Some countries have national agencies charged with monitoring antimicrobial usage and rates of AMR in food animals, food and/or people.  Examples of such national agencies include:


There are also international collaborations that monitor AMR of specific pathogens, such as the WHO Global Salm-Surv, an international Salmonella surveillance program for Salmonella surveillance, serotyping and AMR testing throughout the world.

 

c.  WHO Recommendations for Mitigating AMR in Animals


The World Health Organization (WHO), developed the WHO Global Strategy for Containment of Antimicrobial Resistance52.  Key recommendations to address the need for mitigating AMR were listed as follows:  

  • Increase awareness of the antibiotic resistance problem
  • Improve surveillance of antibiotic resistance
  • Improve antibiotic use in people
  • Regulate antibiotic use in animals
  • Encourage new product development
  • Increase resources to curb antibiotic resistance in the developing world
  • Increase funding for surveillance, research and education



Of particular interest for veterinarians is the recommendation to regulate antibiotic use in animals.  The experts further identified key stakeholders and each of their respective potential contributions to support this particular recommendation:

National and municipal organizations:

  • Increase awareness of the antibiotic resistance problem
  • Regulate antibiotic prescriptions
  • Restrict growth promoter use in animals
  • Regulate antibiotic use in animals [Note: this means veterinary prescriptions]
  • Set risk standards for resistance
  • Consider human and non-human uses simultaneously
  • Monitor advertising


Veterinarians:

  • Promote the prudent use of antibiotics in animals
  • Develop local guidelines for antibiotic use


Food animal producers:

  • Improve farm hygiene
  • Reduce use of antibiotics as growth promoters
  • Improve animal husbandry


Researchers

  • Conduct a risk-benefit analysis of growth promoter use
  • Evaluate the environmental impact of antibiotic use
  • Evaluate food processing and distribution methods.

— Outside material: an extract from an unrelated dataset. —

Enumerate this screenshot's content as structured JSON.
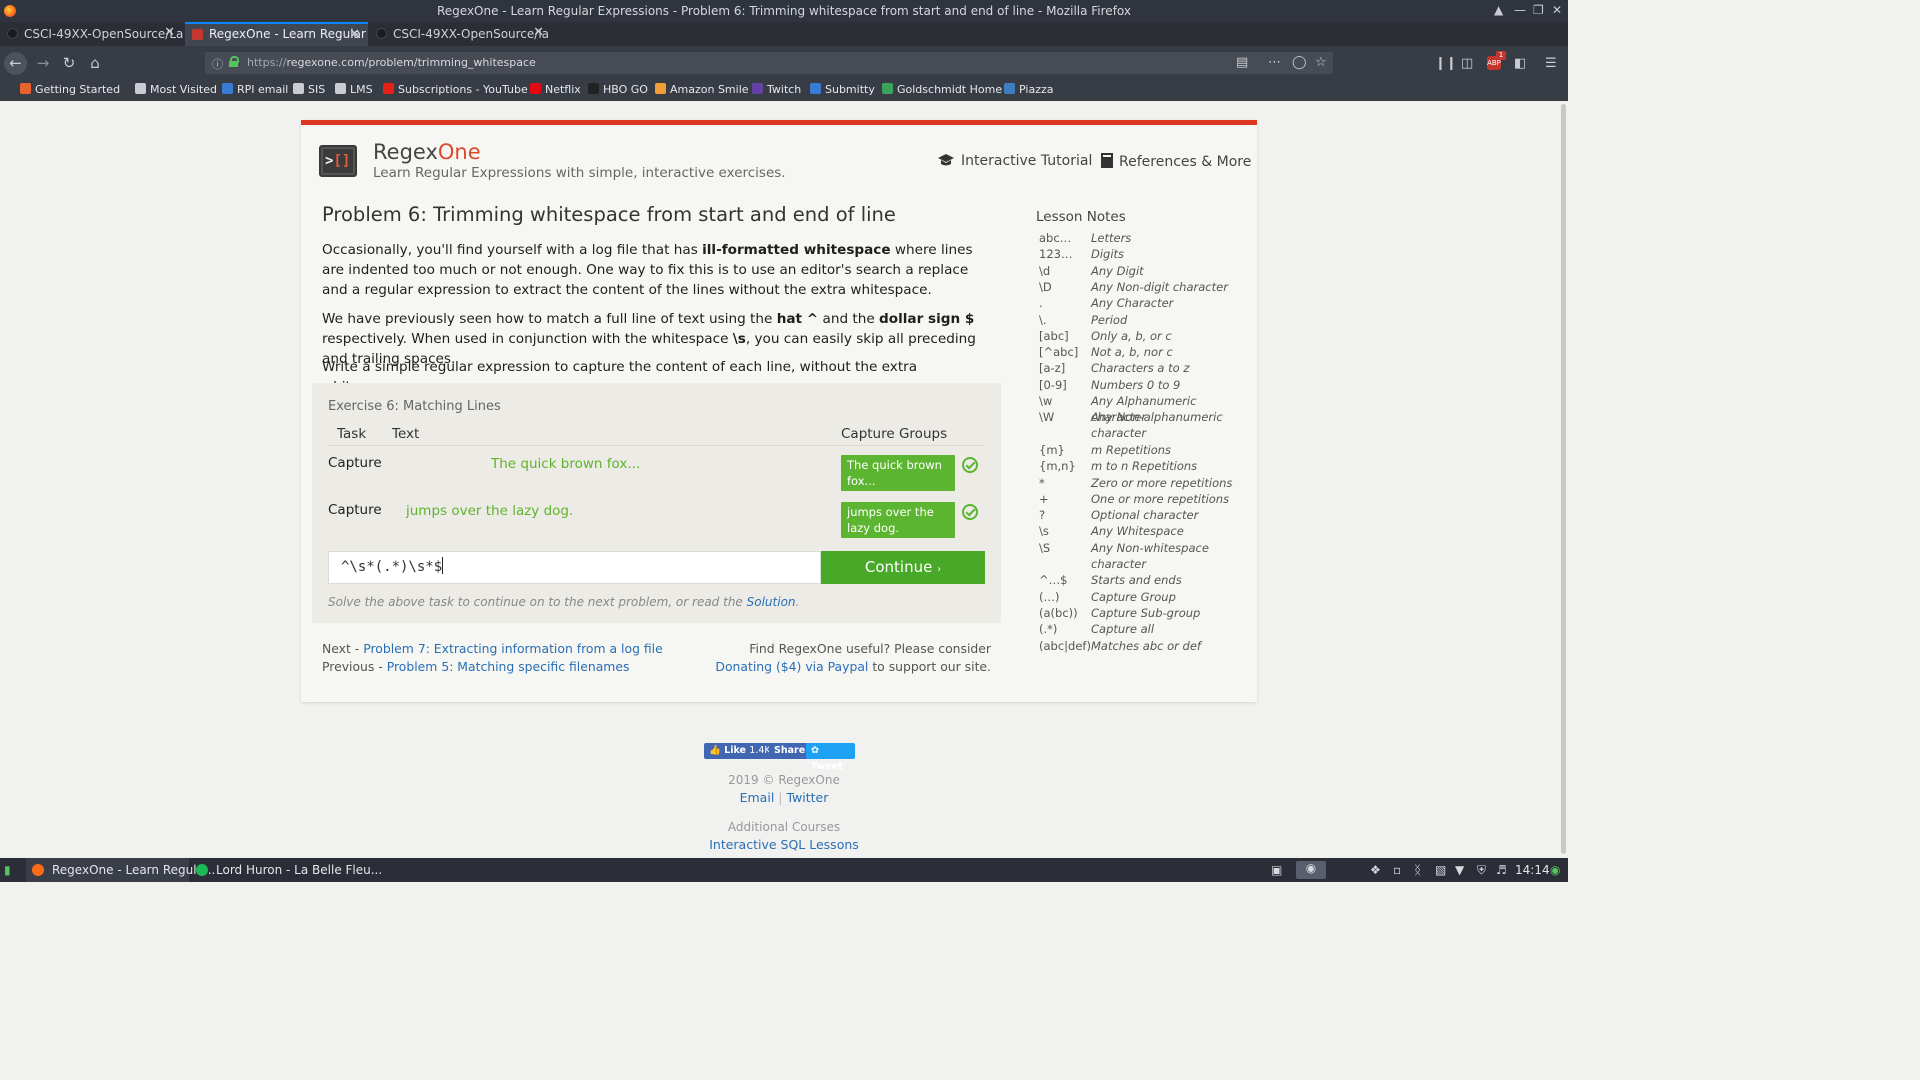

The significance of the emergence and continued spread of AMR is met with skepticism by some stakeholders.  Some argue that there is not sufficient evidence to prove that AMR may some day bring animal and human medicine back to pre-antibiotic days, and that restrictive regulations on antimicrobial usage are therefore unnecessarily harmful to the animal industries. What is indisputable, however, is that excessive antibiotic usage is known to exert selective pressure on bacterial populations, that gene swapping among bacteria does occur, and an that an expanding number of people, animals and animal products transverse the globe much more quickly than ever before.  In addition, development of newer antibiotics has reached a plateau and novel antibiotics are rarely being introduced in the market today.  Together, these factors put us all at risk for increasing global AMR problems in future years.  Evidence of the trend toward increasing rates of AMR is clear from reports in the literature regarding  many previously susceptible pathogens.  Taking action at this critical point in our history is important to avoid wasting the efficacy of antibiotics for frivolous purposes whenever good disease control alternatives exist.  Veterinarians must do their part to preserve antibiotic efficacy for future generations of people and animals alike.

 

 

Document Actions